State Department spokesman Mark Toner told reporters Friday that the decision not to keep a DC-3 plane in Tripoli -- and use charter flights, instead, if needed -- "is a very common practice" in places where commercial airline service is available.
In the days after the assault, U.S. administration officials offered conflicting assessments on what may have led to the fatal security breach. Senior State Department officials have maintained that despite significant improvements to security at the post over the past several months, the security personnel in Benghazi were outmanned by several dozen heavily armed extremists during the attack and that no reasonable security presence could have fended off the sustained assault the consulate faced.
Officials initially said the violence erupted spontaneously amid a large protest about a privately made video produced in the United States that mocked the Prophet Mohammed.
But the U.S. intelligence community revised its assessment. It now believes the incident was "a deliberate and organized terrorist assault carried out by extremists" affiliated with or sympathetic to al Qaeda.
For the first time, an FBI team spent "a number of hours" last week at the Benghazi attack site, Pentagon spokesman George Little said. They were accompanied by what Little described as a "small footprint of (U.S.) military personnel."

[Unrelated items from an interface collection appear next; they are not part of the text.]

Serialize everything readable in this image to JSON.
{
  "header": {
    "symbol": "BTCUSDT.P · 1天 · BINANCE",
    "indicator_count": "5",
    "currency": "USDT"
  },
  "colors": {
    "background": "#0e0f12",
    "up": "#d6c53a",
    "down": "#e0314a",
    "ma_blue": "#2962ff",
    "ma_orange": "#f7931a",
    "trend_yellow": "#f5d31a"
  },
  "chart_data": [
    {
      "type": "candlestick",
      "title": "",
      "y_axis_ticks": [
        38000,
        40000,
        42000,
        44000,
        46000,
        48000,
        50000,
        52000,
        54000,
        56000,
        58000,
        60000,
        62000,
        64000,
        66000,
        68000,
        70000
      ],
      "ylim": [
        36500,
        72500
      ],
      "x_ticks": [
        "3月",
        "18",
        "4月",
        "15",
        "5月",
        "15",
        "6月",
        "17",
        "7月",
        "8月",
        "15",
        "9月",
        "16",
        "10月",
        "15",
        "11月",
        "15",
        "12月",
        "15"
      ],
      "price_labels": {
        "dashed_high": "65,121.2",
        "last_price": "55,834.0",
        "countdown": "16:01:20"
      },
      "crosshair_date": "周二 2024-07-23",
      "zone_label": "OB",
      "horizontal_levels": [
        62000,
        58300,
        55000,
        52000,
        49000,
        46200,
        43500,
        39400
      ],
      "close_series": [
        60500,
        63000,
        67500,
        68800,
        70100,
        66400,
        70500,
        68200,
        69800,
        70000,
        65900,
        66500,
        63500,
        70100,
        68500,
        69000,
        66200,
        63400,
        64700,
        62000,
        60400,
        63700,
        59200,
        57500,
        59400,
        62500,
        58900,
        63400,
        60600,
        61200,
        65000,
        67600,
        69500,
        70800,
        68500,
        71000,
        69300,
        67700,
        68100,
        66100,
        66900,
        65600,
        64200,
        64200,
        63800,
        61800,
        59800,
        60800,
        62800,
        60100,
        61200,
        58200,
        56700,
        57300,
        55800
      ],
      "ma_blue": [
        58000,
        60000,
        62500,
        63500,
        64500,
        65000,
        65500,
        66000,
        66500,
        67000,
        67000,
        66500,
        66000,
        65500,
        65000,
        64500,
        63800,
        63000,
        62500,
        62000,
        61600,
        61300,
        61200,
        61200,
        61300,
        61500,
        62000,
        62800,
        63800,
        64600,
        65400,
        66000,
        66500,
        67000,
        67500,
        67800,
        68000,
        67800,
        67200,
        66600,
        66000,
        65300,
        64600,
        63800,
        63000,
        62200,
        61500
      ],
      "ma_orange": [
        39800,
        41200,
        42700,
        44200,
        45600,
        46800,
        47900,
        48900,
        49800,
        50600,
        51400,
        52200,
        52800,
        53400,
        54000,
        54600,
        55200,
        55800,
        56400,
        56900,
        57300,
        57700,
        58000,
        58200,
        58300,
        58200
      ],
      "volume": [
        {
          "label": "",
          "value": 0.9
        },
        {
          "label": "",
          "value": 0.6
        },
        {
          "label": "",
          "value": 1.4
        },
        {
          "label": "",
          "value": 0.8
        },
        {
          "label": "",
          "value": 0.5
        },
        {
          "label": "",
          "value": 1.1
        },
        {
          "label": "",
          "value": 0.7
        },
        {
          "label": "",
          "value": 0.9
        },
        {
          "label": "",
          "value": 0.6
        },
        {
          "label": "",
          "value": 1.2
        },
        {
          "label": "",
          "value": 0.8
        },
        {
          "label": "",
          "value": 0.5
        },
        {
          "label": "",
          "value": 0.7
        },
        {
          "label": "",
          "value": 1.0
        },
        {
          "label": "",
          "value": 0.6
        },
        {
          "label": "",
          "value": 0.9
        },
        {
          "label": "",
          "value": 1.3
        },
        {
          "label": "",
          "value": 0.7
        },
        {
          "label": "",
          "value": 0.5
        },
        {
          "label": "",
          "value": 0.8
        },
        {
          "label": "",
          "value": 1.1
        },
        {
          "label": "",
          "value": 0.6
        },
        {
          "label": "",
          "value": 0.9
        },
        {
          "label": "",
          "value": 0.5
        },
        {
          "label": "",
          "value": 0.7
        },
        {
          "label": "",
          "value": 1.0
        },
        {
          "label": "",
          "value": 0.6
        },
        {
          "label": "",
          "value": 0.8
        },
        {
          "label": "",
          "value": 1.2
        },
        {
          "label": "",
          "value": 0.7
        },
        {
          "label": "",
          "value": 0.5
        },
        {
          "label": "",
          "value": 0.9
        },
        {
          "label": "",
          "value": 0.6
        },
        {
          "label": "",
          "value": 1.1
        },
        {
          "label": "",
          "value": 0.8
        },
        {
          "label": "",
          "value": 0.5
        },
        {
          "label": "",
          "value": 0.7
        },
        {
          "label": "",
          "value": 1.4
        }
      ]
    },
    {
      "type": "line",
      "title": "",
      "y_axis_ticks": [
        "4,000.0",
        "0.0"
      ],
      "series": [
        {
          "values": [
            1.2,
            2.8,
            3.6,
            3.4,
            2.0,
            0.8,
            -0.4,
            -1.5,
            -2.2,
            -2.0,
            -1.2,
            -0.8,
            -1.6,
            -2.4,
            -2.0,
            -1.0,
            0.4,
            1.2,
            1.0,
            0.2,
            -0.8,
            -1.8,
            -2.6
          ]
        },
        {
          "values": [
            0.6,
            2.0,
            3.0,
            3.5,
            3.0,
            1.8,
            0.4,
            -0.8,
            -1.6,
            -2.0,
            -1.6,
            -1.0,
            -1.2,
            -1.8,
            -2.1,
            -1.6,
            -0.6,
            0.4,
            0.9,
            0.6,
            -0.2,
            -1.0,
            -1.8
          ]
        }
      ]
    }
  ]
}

U.S. Special Operations Forces units have been in Libya, as well as nearby countries, to help collect intelligence about the assault, a U.S. military official told CNN last week. The official declined to be identified due to the sensitive nature of the information.
Officials said the military presence was an indication of ongoing security concerns in the region, which is a major reason why it took FBI agents three weeks to visit the attack site. That gap, however, has raised questions about the integrity of the FBI investigation and concerns that sensitive documents may have been left unsecured.

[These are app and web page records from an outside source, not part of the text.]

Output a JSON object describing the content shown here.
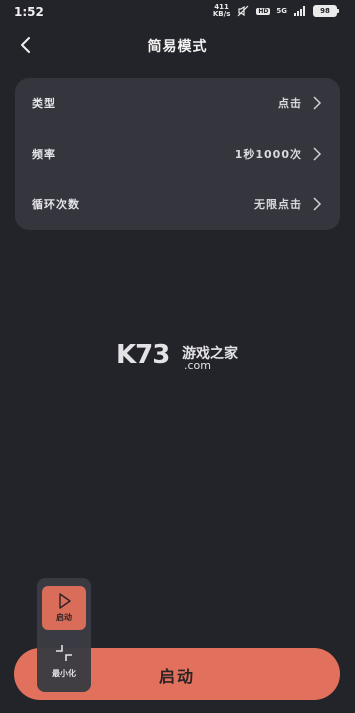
{
  "status": {
    "time": "1:52",
    "net_speed_value": "411",
    "net_speed_unit": "KB/s",
    "hd_label": "HD",
    "signal_label": "5G",
    "battery": "98"
  },
  "header": {
    "title": "简易模式"
  },
  "settings": {
    "rows": [
      {
        "label": "类型",
        "value": "点击"
      },
      {
        "label": "频率",
        "value": "1秒1000次"
      },
      {
        "label": "循环次数",
        "value": "无限点击"
      }
    ]
  },
  "watermark": {
    "brand": "K73",
    "cn": "游戏之家",
    "domain": ".com"
  },
  "float_panel": {
    "start_label": "启动",
    "minimize_label": "最小化"
  },
  "start_button": {
    "label": "启动"
  },
  "colors": {
    "background": "#23242a",
    "card": "#34353d",
    "accent": "#e1705c"
  }
}
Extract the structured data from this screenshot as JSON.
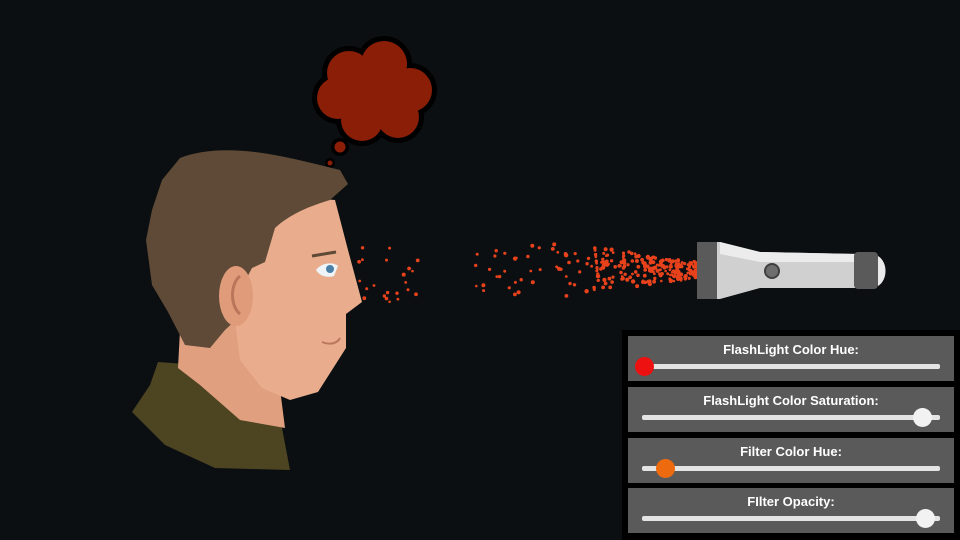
{
  "scene": {
    "thought_color": "#8b1e06",
    "particle_color": "#e8421c",
    "flashlight_body_color": "#d0d0d0",
    "flashlight_end_color": "#5a5a5a",
    "skin_color": "#e9ad8d",
    "hair_color": "#5e4a36",
    "shirt_color": "#4d4422"
  },
  "controls": [
    {
      "label": "FlashLight Color Hue:",
      "value": 0.01,
      "thumb_color": "#ee1111"
    },
    {
      "label": "FlashLight Color Saturation:",
      "value": 0.94,
      "thumb_color": "#f2f2f2"
    },
    {
      "label": "Filter Color Hue:",
      "value": 0.08,
      "thumb_color": "#ee6a0e"
    },
    {
      "label": "FIlter Opacity:",
      "value": 0.95,
      "thumb_color": "#f2f2f2"
    }
  ]
}
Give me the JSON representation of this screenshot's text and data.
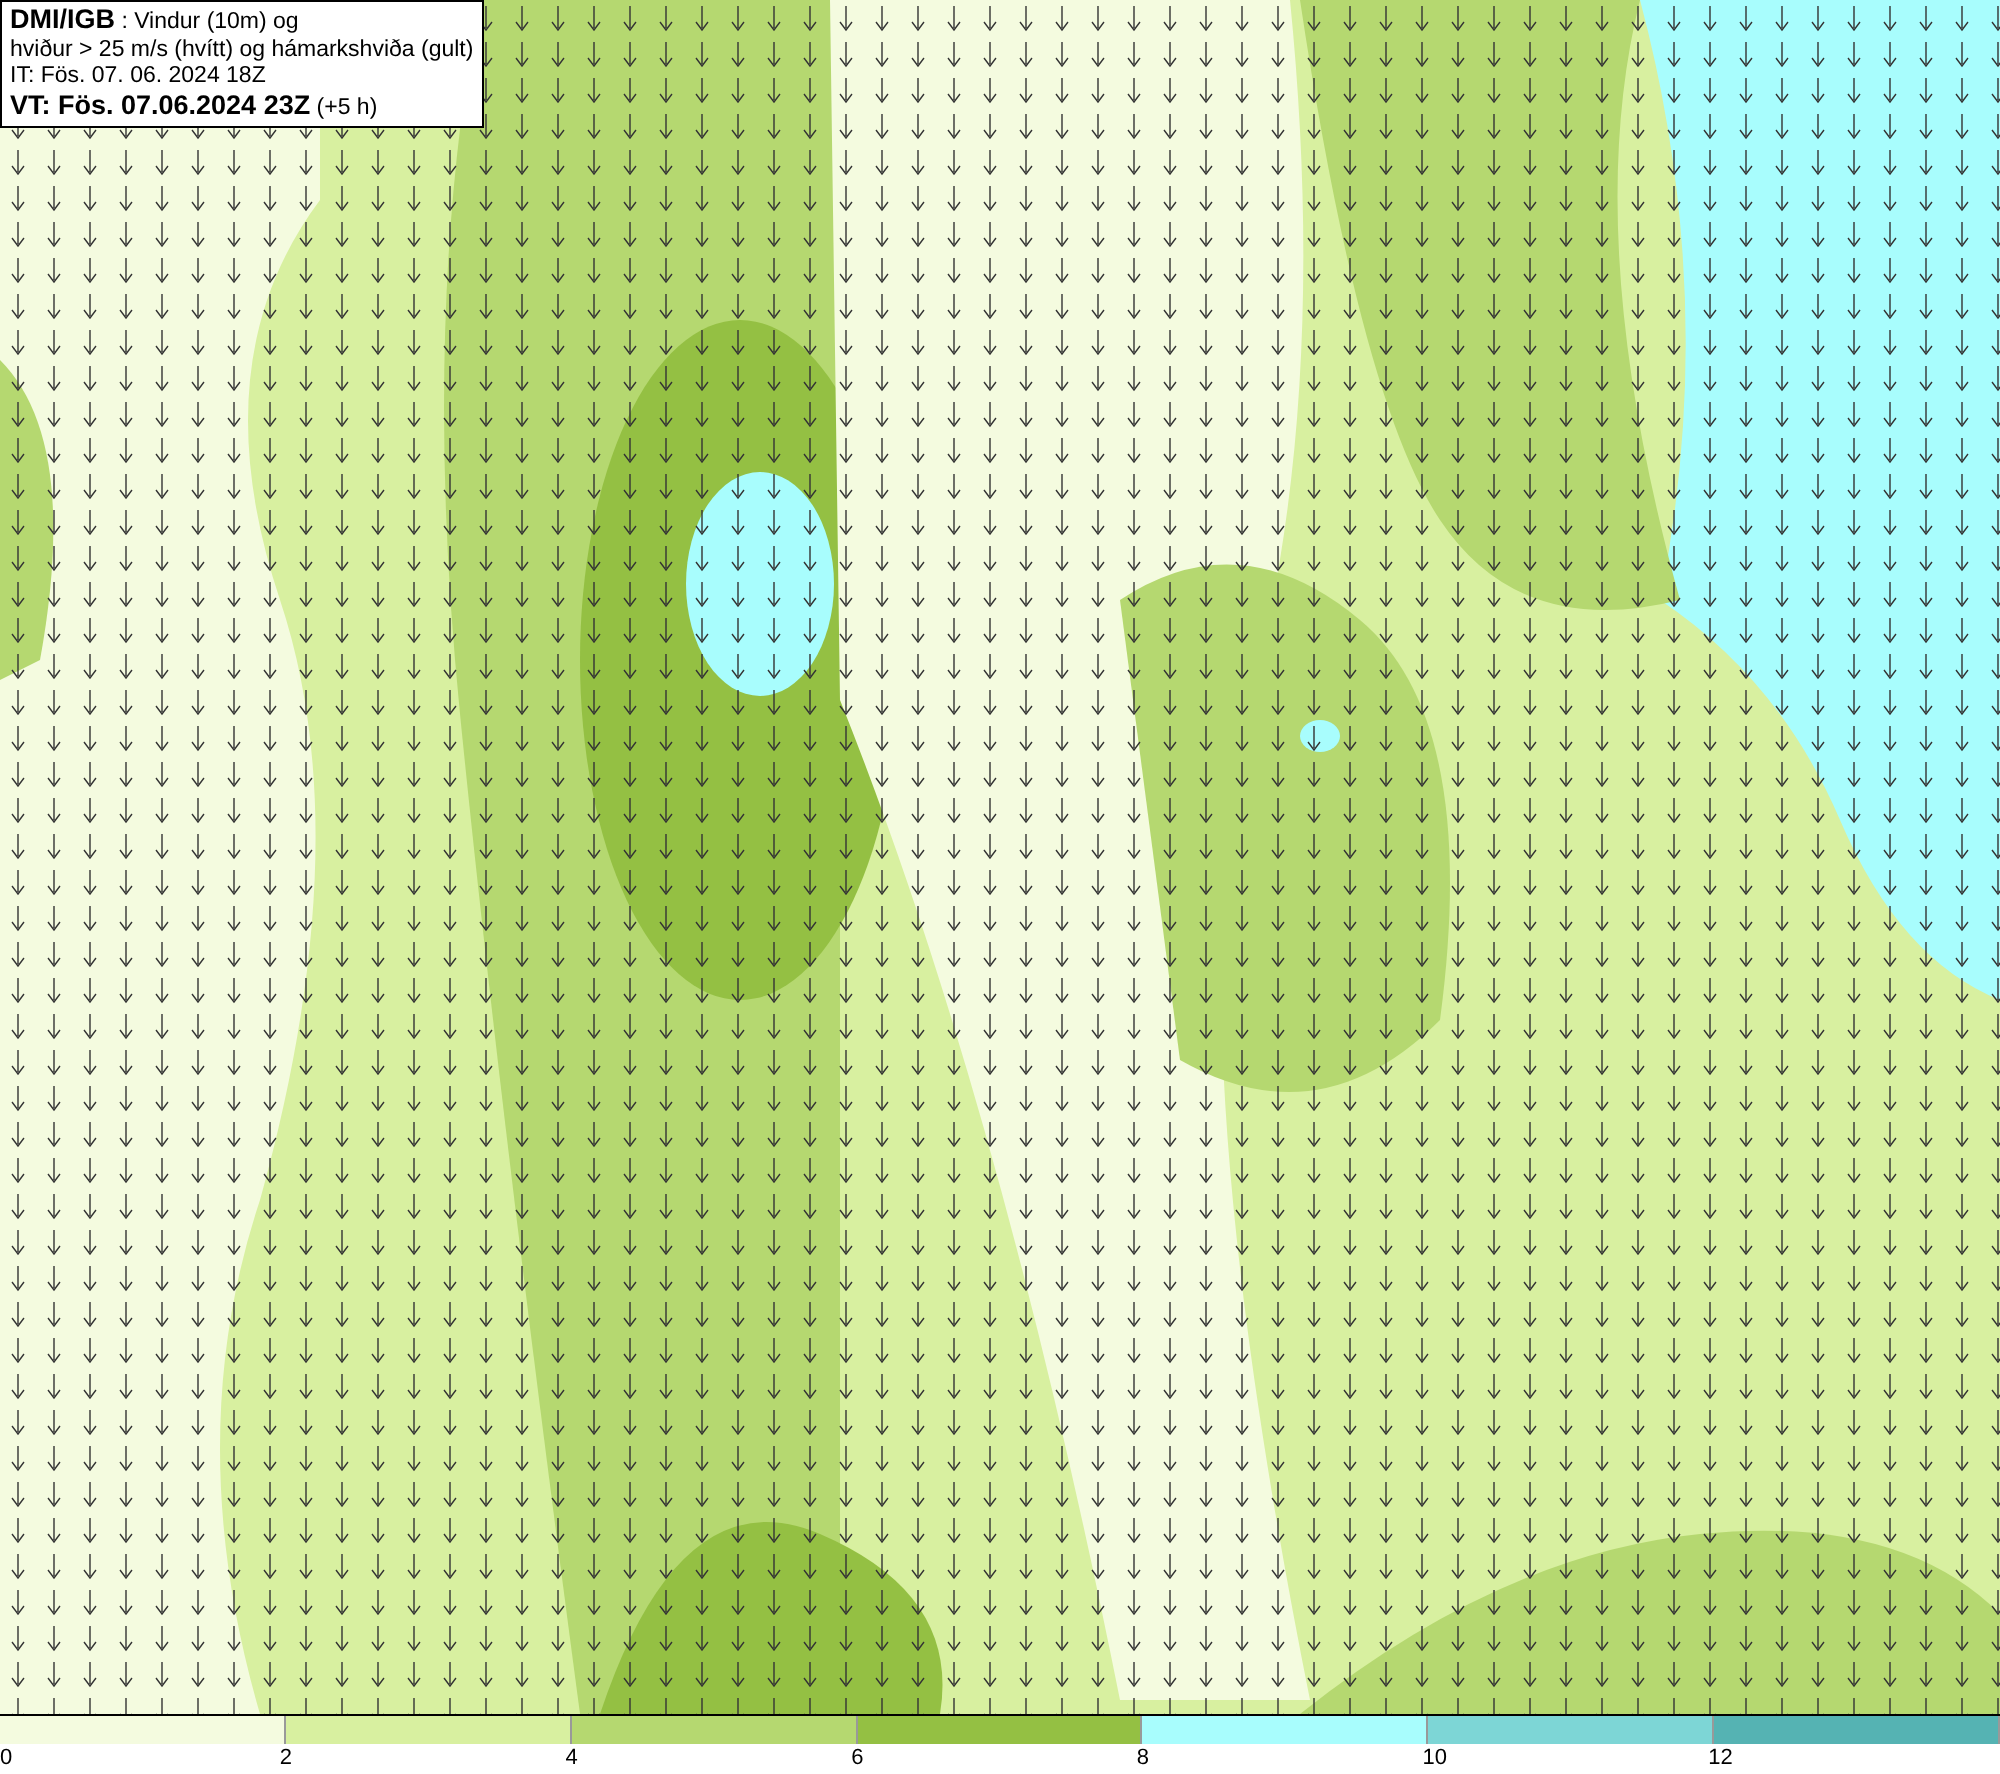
{
  "info_box": {
    "lines": [
      "**DMI/IGB** : Vindur (10m) og",
      "hviður > 25 m/s (hvítt) og hámarkshviða (gult)",
      "IT: Fös. 07. 06. 2024 18Z",
      "**VT: Fös. 07.06.2024 23Z** (+5 h)"
    ]
  },
  "legend": {
    "segments": [
      {
        "color": "#f4fbdf"
      },
      {
        "color": "#d8f0a0"
      },
      {
        "color": "#b5d870"
      },
      {
        "color": "#94c043"
      },
      {
        "color": "#a8fdfd"
      },
      {
        "color": "#7dd6d6"
      },
      {
        "color": "#55b3b3"
      }
    ],
    "labels": [
      "0",
      "2",
      "4",
      "6",
      "8",
      "10",
      "12"
    ]
  }
}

Three days after the attack, CNN Senior International Correspondent Arwa Damon discovered Stevens' journal during a visit to the unguarded, abandoned compound.
Last week, a Washington Post reporter visiting the site found sensitive documents, including emergency evacuation protocols, details of U.S. weapons collection efforts, and personnel records of Libyans who had been contracted to provide security.

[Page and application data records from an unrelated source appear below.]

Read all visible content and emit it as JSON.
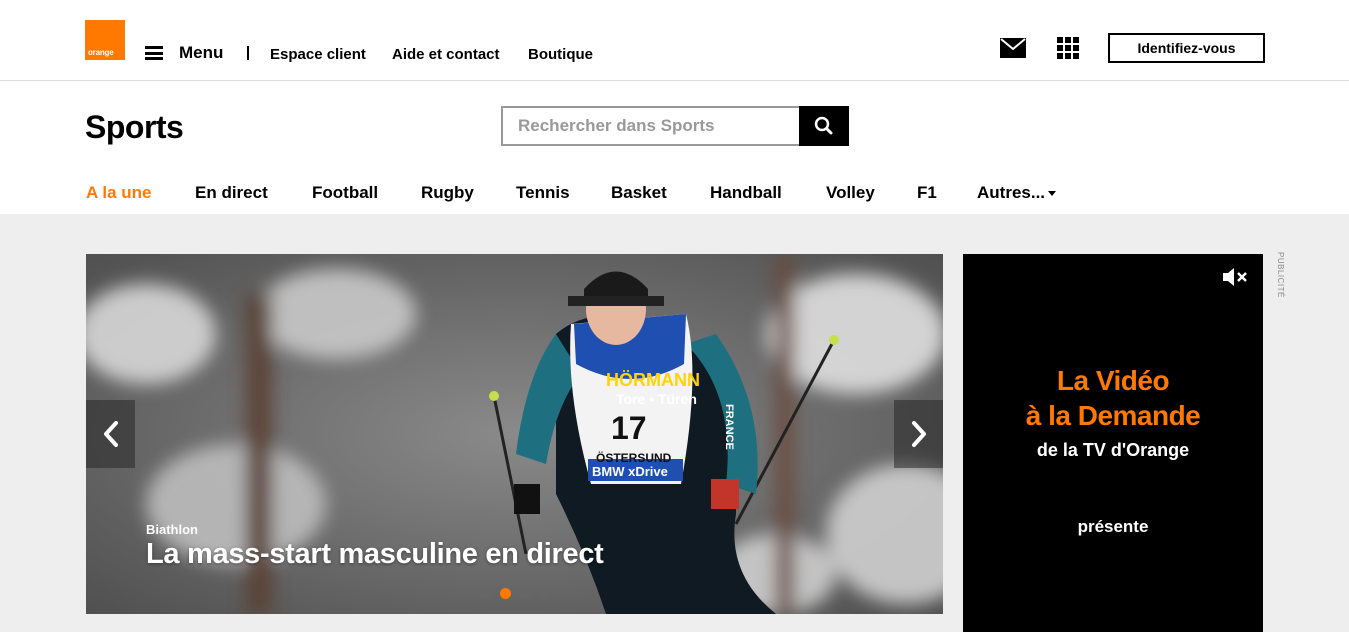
{
  "header": {
    "logo_text": "orange",
    "menu_label": "Menu",
    "links": [
      "Espace client",
      "Aide et contact",
      "Boutique"
    ],
    "login_label": "Identifiez-vous"
  },
  "section": {
    "title": "Sports",
    "search_placeholder": "Rechercher dans Sports"
  },
  "nav": {
    "items": [
      "A la une",
      "En direct",
      "Football",
      "Rugby",
      "Tennis",
      "Basket",
      "Handball",
      "Volley",
      "F1",
      "Autres..."
    ],
    "active_index": 0
  },
  "slider": {
    "category": "Biathlon",
    "title": "La mass-start masculine en direct",
    "dots": 4,
    "active_dot": 1,
    "bib_number": "17",
    "bib_sponsor": "HÖRMANN",
    "bib_sponsor_sub": "Tore • Türen",
    "bib_bottom": "ÖSTERSUND",
    "bib_brand": "BMW xDrive",
    "sleeve_text": "FRANCE"
  },
  "ad": {
    "line1": "La Vidéo",
    "line2": "à la Demande",
    "line3": "de la TV d'Orange",
    "line4": "présente",
    "label": "PUBLICITÉ"
  },
  "colors": {
    "brand": "#ff7900",
    "content_bg": "#eeeeee"
  }
}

The State Department has said no classified documents had been left on the premises.